- Time commitment: Length of procedure (LASIK takes 5-10 minutes and EVO ICL takes 20-30 minutes) and number of follow ups (2 vs 4 appointments).
- Insurance or cost considerations
- Medical reasons – inadequate anterior chamber space, endothelial cell count, or a history of glaucoma.
LASIK and EVO ICL are exceptionally safe and produce reliably great vision for those patients who are good candidates. In fact, procedures like EVO ICL and LASIK not only liberate patients from glasses and contacts, but they also have the potential to enhance their vision beyond what they experienced before undergoing surgery. For some patients, ICL may be a more favorable choice, and for others, we stick with LASIK. Our doctors are here to support you regardless of your choice. Keep in mind the suitability of these procedures can vary among individuals, and consulting with an eye care professional is necessary for personalized advice.
- Alfonso JF, et al. Five-year follow up of correction of myopia: posterior chamber phakic intraocular lens with a central port design. Journal of Refractive Surgery 2019; 35: 169-176.

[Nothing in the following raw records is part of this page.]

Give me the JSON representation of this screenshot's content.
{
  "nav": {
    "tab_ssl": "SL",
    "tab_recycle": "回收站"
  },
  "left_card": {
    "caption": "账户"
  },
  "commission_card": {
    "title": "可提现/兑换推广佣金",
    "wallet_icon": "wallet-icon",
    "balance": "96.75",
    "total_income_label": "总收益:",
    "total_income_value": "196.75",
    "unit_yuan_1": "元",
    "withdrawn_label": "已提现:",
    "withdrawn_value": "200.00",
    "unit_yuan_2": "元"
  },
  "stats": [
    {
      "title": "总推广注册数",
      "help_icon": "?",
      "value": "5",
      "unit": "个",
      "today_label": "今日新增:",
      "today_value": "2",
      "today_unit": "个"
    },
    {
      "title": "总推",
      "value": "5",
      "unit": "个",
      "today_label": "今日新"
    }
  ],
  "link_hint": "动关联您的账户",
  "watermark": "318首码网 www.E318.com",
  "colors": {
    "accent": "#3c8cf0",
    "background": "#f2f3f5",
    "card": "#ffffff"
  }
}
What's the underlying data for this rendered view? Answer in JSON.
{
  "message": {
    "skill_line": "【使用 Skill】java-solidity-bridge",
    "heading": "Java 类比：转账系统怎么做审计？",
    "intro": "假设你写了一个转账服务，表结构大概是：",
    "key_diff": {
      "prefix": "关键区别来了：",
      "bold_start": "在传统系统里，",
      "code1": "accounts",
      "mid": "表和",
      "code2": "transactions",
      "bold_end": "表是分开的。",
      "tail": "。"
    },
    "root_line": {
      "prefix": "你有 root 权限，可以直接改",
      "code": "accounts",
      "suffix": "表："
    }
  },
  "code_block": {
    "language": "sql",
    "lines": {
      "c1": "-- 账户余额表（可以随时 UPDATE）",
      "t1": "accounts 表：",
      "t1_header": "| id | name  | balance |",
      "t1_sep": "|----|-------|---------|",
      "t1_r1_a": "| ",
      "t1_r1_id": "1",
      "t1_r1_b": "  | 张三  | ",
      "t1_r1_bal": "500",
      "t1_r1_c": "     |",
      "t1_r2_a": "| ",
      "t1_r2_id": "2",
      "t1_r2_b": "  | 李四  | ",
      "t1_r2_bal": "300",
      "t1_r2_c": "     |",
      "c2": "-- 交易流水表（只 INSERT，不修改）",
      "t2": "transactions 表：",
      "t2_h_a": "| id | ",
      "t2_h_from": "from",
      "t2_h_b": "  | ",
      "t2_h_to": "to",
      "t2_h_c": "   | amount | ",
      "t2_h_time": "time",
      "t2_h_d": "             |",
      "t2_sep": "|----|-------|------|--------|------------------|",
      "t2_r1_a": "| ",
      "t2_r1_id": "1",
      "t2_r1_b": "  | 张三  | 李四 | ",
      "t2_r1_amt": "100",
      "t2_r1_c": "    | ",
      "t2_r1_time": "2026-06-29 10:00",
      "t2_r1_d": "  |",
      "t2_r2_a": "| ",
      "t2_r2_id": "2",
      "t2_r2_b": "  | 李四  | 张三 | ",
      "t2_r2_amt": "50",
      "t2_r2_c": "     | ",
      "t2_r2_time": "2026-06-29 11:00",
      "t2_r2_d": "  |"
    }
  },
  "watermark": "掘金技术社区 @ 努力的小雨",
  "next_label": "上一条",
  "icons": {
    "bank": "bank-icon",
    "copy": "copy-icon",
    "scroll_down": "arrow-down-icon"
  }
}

- Castro-Luna G, et al. Long Term Follow-Up Safety and Effectiveness of Myopia Refractive Surgery. Int J Environ Res Public Health. 2020;17(23):8729.
- Kamiya K, et al. Posterior chamber phakic intraocular lens implantation: comparative, multicentre study in 351 eyes with low-to-moderate or high myopia. Br J Ophthalmol. 2018;102(2):177-81.
- Mont es-Mic o R. Posterior-chamber phakic implantable collamer lenses with a central port: a review. Acta Ophthalmol. 2021: 99: e288–e301
- Packer M. Evaluation of the EVO/EVO+ Sphere and Toric Visian ICL: Six month results from the United States Food and Drug Administration clinical trial. Clinical Ophthalmology. 2022;16:1541-53.
- Sanders D, Vukich JA. Comparison of implantable collamer lens (ICL) and laser-assisted in situ keratomileusis (LASIK) for low myopia. Cornea. 2006;25(10):1139-1146.